What to work on:
Reproduce each line of the entries that carries "EsLinuxQt".

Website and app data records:
****************************************
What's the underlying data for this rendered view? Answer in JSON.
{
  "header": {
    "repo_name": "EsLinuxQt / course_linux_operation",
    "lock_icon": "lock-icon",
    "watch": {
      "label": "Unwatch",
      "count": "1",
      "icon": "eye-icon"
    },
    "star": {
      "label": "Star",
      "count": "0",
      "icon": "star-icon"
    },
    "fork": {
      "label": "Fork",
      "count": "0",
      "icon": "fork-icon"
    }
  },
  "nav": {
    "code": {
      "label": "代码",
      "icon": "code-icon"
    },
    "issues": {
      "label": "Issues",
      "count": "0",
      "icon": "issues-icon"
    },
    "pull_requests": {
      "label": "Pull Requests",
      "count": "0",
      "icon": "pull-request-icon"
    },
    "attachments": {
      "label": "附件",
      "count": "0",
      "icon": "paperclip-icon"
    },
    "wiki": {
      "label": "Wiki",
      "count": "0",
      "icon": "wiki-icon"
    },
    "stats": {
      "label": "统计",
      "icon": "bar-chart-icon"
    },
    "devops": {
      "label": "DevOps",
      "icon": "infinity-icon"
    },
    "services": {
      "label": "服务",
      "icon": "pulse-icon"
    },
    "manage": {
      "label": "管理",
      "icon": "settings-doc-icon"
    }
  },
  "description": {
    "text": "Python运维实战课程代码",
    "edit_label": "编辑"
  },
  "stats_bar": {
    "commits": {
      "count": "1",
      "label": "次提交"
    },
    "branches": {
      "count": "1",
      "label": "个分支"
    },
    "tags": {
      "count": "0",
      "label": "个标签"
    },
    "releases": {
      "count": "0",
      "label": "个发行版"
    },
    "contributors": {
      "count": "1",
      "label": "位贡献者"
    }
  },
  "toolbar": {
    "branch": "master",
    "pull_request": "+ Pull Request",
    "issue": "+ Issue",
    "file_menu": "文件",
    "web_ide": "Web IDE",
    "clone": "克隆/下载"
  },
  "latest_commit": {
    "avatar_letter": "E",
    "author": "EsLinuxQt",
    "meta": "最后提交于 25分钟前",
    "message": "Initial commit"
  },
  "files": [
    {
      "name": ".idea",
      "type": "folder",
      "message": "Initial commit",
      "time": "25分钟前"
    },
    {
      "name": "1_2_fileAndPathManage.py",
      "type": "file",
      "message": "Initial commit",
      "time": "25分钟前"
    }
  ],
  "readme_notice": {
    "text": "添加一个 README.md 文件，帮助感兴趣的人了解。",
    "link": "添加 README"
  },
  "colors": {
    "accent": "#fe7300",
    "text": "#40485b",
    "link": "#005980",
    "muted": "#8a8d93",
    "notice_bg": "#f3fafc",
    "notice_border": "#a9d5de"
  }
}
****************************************
Final answer:
    "repo_name": "EsLinuxQt / course_linux_operation",
    "author": "EsLinuxQt",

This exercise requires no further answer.